Self-propelling active particles are an exciting and interdisciplinary emerging area of research with projected biomedical and environmental applications. Due to their autonomous motion, control over these active particles that are free to travel along individual trajectories, is challenging. This work uses optically patterned electrodes on a photoconductive substrate using a digital micromirror device (DMD) to dynamically control the region of movement of self-propelling particles (i.e., metallo-dielectric Janus particles (JPs)). This extends previous studies where only a passive micromotor is optoelectronically manipulated with a translocating optical pattern that illuminates the particle. In contrast, the current system uses the optically patterned electrode merely to define the region within which the JPs moved autonomously. Interestingly, the JPs avoid crossing the optical region's edge, which enables constraint of the area of motion and to dynamically shape the JP trajectory. Using the DMD system to simultaneously manipulate several JPs enables to self-assemble the JPs into stable active structures (JPs ring) with precise control over the number of participating JPs and passive particles. Since the optoelectronic system is amenable to closed-loop operation using real-time image analysis, it enables exploitation of these active particles as active microrobots that can be operated in a programmable and parallelized manner.

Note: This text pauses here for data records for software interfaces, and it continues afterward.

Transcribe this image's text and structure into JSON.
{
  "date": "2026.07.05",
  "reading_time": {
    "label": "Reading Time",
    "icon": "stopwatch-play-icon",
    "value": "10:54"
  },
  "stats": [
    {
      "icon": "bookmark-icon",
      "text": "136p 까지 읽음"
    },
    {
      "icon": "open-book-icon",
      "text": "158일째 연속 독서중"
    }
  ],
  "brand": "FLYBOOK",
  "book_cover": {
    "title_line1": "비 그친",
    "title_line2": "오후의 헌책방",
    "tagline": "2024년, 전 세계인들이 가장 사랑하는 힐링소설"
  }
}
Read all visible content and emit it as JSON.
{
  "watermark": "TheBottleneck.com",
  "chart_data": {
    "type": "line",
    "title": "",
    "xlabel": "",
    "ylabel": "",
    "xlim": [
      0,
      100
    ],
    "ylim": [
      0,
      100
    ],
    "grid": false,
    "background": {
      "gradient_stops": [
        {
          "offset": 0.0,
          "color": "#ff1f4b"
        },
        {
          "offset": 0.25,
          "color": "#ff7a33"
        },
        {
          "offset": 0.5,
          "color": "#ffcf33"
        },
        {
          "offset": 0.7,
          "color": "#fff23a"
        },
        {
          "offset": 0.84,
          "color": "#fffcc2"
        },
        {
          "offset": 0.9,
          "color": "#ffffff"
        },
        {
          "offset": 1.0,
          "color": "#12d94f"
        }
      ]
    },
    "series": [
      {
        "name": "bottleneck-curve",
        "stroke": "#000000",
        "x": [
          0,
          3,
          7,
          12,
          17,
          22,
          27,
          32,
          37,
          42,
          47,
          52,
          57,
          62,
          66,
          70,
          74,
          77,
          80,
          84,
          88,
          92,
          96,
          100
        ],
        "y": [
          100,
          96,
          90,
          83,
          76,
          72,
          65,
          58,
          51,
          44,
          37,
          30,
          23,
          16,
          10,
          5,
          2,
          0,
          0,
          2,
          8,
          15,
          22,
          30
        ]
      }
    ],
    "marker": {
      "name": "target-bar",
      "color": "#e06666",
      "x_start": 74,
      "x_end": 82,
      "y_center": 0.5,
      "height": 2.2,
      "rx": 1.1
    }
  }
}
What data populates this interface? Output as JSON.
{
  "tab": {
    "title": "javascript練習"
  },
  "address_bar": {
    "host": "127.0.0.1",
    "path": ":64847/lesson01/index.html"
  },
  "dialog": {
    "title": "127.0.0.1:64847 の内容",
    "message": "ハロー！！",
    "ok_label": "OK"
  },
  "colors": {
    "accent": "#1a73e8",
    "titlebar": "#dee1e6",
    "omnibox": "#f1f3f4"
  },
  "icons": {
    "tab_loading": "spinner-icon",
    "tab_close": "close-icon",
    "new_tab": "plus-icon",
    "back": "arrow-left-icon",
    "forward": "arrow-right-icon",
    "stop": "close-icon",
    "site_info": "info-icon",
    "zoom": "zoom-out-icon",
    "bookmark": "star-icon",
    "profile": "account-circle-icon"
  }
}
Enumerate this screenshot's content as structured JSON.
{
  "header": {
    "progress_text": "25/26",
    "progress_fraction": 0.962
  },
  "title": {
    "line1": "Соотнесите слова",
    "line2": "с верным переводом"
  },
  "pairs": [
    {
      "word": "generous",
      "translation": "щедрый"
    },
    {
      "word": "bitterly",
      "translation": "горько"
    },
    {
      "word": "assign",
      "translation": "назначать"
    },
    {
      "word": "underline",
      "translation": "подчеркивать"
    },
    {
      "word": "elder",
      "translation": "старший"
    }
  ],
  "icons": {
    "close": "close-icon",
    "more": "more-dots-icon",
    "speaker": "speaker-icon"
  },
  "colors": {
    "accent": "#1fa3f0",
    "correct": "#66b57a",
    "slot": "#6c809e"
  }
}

- active particles
- directed self-assembly
- induced-charge electro-phoresis
- optoelectronic tweezer
- self-propelling particles